### Task to carry out
Below are records to be reproduced exactly and in full.

───── Information given ─────

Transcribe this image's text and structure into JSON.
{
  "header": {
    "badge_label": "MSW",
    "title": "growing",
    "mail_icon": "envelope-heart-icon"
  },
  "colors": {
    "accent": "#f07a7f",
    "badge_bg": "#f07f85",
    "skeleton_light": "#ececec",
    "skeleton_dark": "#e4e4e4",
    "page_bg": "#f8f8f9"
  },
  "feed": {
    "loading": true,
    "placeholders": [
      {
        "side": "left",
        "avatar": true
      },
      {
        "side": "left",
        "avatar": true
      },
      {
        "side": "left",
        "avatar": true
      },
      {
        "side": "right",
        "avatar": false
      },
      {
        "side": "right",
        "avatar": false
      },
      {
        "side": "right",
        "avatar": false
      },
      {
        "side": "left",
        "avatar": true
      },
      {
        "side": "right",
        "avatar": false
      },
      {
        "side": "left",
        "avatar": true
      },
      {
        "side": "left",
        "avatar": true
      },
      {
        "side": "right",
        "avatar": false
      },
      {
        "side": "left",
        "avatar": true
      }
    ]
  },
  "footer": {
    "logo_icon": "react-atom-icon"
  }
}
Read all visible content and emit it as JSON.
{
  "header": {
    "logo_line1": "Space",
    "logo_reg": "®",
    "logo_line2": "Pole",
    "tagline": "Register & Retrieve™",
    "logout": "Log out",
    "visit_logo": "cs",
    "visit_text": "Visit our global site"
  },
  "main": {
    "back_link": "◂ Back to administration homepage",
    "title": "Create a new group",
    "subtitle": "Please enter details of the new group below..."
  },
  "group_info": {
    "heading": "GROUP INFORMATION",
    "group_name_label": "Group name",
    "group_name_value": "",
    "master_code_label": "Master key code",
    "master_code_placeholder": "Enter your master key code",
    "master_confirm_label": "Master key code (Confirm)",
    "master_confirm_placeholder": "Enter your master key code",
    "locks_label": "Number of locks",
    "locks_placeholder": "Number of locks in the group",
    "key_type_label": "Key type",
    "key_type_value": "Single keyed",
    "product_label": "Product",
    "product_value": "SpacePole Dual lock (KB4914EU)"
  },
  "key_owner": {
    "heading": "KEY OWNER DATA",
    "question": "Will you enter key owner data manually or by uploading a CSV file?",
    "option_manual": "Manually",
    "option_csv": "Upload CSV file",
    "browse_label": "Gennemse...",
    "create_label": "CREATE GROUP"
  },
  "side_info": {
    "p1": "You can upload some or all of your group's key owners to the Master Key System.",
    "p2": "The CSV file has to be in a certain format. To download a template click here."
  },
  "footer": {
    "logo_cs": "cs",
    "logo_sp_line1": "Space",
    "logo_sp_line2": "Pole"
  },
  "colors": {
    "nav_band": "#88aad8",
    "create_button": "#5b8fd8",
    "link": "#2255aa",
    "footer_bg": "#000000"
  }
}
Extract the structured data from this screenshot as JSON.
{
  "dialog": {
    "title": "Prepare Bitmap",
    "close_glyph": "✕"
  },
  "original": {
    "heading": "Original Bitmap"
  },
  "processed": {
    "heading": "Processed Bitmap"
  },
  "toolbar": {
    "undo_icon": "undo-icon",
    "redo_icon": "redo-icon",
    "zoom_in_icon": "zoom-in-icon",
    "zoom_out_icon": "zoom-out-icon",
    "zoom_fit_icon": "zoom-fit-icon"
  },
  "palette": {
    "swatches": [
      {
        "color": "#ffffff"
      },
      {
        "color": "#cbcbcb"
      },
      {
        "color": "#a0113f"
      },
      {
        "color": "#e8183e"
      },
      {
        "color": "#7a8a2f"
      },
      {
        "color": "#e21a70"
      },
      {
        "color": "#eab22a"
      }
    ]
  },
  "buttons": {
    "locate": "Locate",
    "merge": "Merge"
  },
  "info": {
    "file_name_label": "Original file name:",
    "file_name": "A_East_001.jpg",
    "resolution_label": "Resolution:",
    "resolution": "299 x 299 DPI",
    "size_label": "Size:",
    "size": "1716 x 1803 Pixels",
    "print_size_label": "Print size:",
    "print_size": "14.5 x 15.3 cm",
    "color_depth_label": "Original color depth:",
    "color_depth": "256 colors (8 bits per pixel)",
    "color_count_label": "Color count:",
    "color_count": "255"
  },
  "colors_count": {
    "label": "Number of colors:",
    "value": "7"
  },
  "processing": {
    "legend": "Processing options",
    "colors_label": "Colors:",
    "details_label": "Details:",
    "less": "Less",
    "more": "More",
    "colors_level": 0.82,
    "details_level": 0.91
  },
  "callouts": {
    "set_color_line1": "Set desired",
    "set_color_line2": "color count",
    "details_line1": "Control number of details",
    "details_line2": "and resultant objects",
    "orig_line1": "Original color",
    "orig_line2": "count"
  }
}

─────

### Expected answer
Transcribe this image's text and structure into JSON.
{
  "header": {
    "badge_label": "MSW",
    "title": "growing",
    "mail_icon": "envelope-heart-icon"
  },
  "colors": {
    "accent": "#f07a7f",
    "badge_bg": "#f07f85",
    "skeleton_light": "#ececec",
    "skeleton_dark": "#e4e4e4",
    "page_bg": "#f8f8f9"
  },
  "feed": {
    "loading": true,
    "placeholders": [
      {
        "side": "left",
        "avatar": true
      },
      {
        "side": "left",
        "avatar": true
      },
      {
        "side": "left",
        "avatar": true
      },
      {
        "side": "right",
        "avatar": false
      },
      {
        "side": "right",
        "avatar": false
      },
      {
        "side": "right",
        "avatar": false
      },
      {
        "side": "left",
        "avatar": true
      },
      {
        "side": "right",
        "avatar": false
      },
      {
        "side": "left",
        "avatar": true
      },
      {
        "side": "left",
        "avatar": true
      },
      {
        "side": "right",
        "avatar": false
      },
      {
        "side": "left",
        "avatar": true
      }
    ]
  },
  "footer": {
    "logo_icon": "react-atom-icon"
  }
}
Read all visible content and emit it as JSON.
{
  "header": {
    "logo_line1": "Space",
    "logo_reg": "®",
    "logo_line2": "Pole",
    "tagline": "Register & Retrieve™",
    "logout": "Log out",
    "visit_logo": "cs",
    "visit_text": "Visit our global site"
  },
  "main": {
    "back_link": "◂ Back to administration homepage",
    "title": "Create a new group",
    "subtitle": "Please enter details of the new group below..."
  },
  "group_info": {
    "heading": "GROUP INFORMATION",
    "group_name_label": "Group name",
    "group_name_value": "",
    "master_code_label": "Master key code",
    "master_code_placeholder": "Enter your master key code",
    "master_confirm_label": "Master key code (Confirm)",
    "master_confirm_placeholder": "Enter your master key code",
    "locks_label": "Number of locks",
    "locks_placeholder": "Number of locks in the group",
    "key_type_label": "Key type",
    "key_type_value": "Single keyed",
    "product_label": "Product",
    "product_value": "SpacePole Dual lock (KB4914EU)"
  },
  "key_owner": {
    "heading": "KEY OWNER DATA",
    "question": "Will you enter key owner data manually or by uploading a CSV file?",
    "option_manual": "Manually",
    "option_csv": "Upload CSV file",
    "browse_label": "Gennemse...",
    "create_label": "CREATE GROUP"
  },
  "side_info": {
    "p1": "You can upload some or all of your group's key owners to the Master Key System.",
    "p2": "The CSV file has to be in a certain format. To download a template click here."
  },
  "footer": {
    "logo_cs": "cs",
    "logo_sp_line1": "Space",
    "logo_sp_line2": "Pole"
  },
  "colors": {
    "nav_band": "#88aad8",
    "create_button": "#5b8fd8",
    "link": "#2255aa",
    "footer_bg": "#000000"
  }
}
Extract the structured data from this screenshot as JSON.
{
  "dialog": {
    "title": "Prepare Bitmap",
    "close_glyph": "✕"
  },
  "original": {
    "heading": "Original Bitmap"
  },
  "processed": {
    "heading": "Processed Bitmap"
  },
  "toolbar": {
    "undo_icon": "undo-icon",
    "redo_icon": "redo-icon",
    "zoom_in_icon": "zoom-in-icon",
    "zoom_out_icon": "zoom-out-icon",
    "zoom_fit_icon": "zoom-fit-icon"
  },
  "palette": {
    "swatches": [
      {
        "color": "#ffffff"
      },
      {
        "color": "#cbcbcb"
      },
      {
        "color": "#a0113f"
      },
      {
        "color": "#e8183e"
      },
      {
        "color": "#7a8a2f"
      },
      {
        "color": "#e21a70"
      },
      {
        "color": "#eab22a"
      }
    ]
  },
  "buttons": {
    "locate": "Locate",
    "merge": "Merge"
  },
  "info": {
    "file_name_label": "Original file name:",
    "file_name": "A_East_001.jpg",
    "resolution_label": "Resolution:",
    "resolution": "299 x 299 DPI",
    "size_label": "Size:",
    "size": "1716 x 1803 Pixels",
    "print_size_label": "Print size:",
    "print_size": "14.5 x 15.3 cm",
    "color_depth_label": "Original color depth:",
    "color_depth": "256 colors (8 bits per pixel)",
    "color_count_label": "Color count:",
    "color_count": "255"
  },
  "colors_count": {
    "label": "Number of colors:",
    "value": "7"
  },
  "processing": {
    "legend": "Processing options",
    "colors_label": "Colors:",
    "details_label": "Details:",
    "less": "Less",
    "more": "More",
    "colors_level": 0.82,
    "details_level": 0.91
  },
  "callouts": {
    "set_color_line1": "Set desired",
    "set_color_line2": "color count",
    "details_line1": "Control number of details",
    "details_line2": "and resultant objects",
    "orig_line1": "Original color",
    "orig_line2": "count"
  }
}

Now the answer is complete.